> _TASK GOAL_
In your copy of the records, include every word exactly and no pictures.

PROVIDED INFORMATION Block Start

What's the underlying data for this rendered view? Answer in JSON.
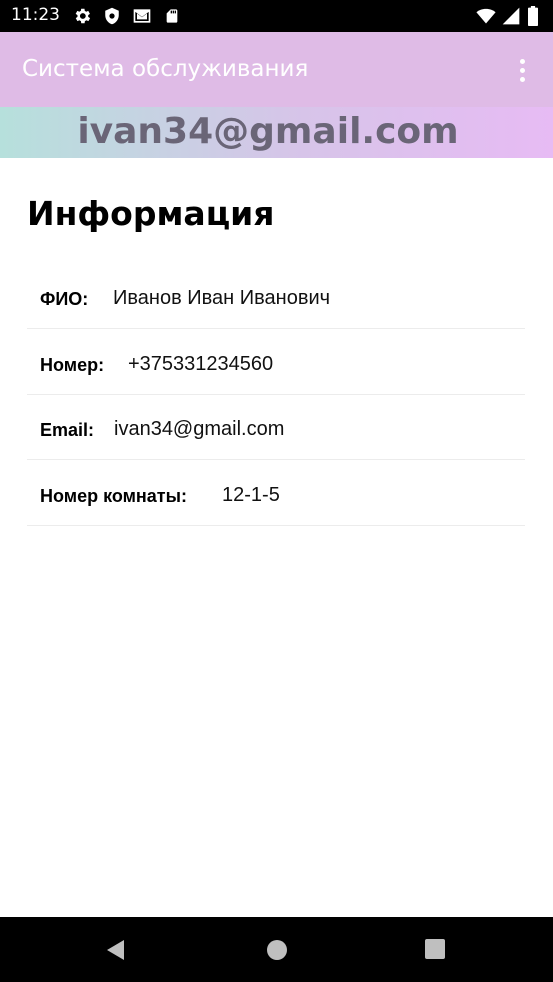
{
  "status_bar": {
    "time": "11:23",
    "icons_left": [
      "gear-icon",
      "shield-icon",
      "gmail-icon",
      "sd-card-icon"
    ],
    "icons_right": [
      "wifi-icon",
      "signal-icon",
      "battery-icon"
    ]
  },
  "app_bar": {
    "title": "Система обслуживания",
    "background": "#dfbbe6",
    "overflow_icon": "more-vert-icon"
  },
  "banner": {
    "email": "ivan34@gmail.com",
    "gradient": [
      "#b6e0dc",
      "#e7bbf4"
    ]
  },
  "page": {
    "title": "Информация",
    "rows": [
      {
        "label": "ФИО:",
        "value": "Иванов Иван Иванович"
      },
      {
        "label": "Номер:",
        "value": "+375331234560"
      },
      {
        "label": "Email:",
        "value": "ivan34@gmail.com"
      },
      {
        "label": "Номер комнаты:",
        "value": "12-1-5"
      }
    ]
  },
  "nav_bar": {
    "icons": [
      "back-icon",
      "home-icon",
      "recents-icon"
    ]
  }
}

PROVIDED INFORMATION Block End

> _REPLY_
What's the underlying data for this rendered view? Answer in JSON.
{
  "status_bar": {
    "time": "11:23",
    "icons_left": [
      "gear-icon",
      "shield-icon",
      "gmail-icon",
      "sd-card-icon"
    ],
    "icons_right": [
      "wifi-icon",
      "signal-icon",
      "battery-icon"
    ]
  },
  "app_bar": {
    "title": "Система обслуживания",
    "background": "#dfbbe6",
    "overflow_icon": "more-vert-icon"
  },
  "banner": {
    "email": "ivan34@gmail.com",
    "gradient": [
      "#b6e0dc",
      "#e7bbf4"
    ]
  },
  "page": {
    "title": "Информация",
    "rows": [
      {
        "label": "ФИО:",
        "value": "Иванов Иван Иванович"
      },
      {
        "label": "Номер:",
        "value": "+375331234560"
      },
      {
        "label": "Email:",
        "value": "ivan34@gmail.com"
      },
      {
        "label": "Номер комнаты:",
        "value": "12-1-5"
      }
    ]
  },
  "nav_bar": {
    "icons": [
      "back-icon",
      "home-icon",
      "recents-icon"
    ]
  }
}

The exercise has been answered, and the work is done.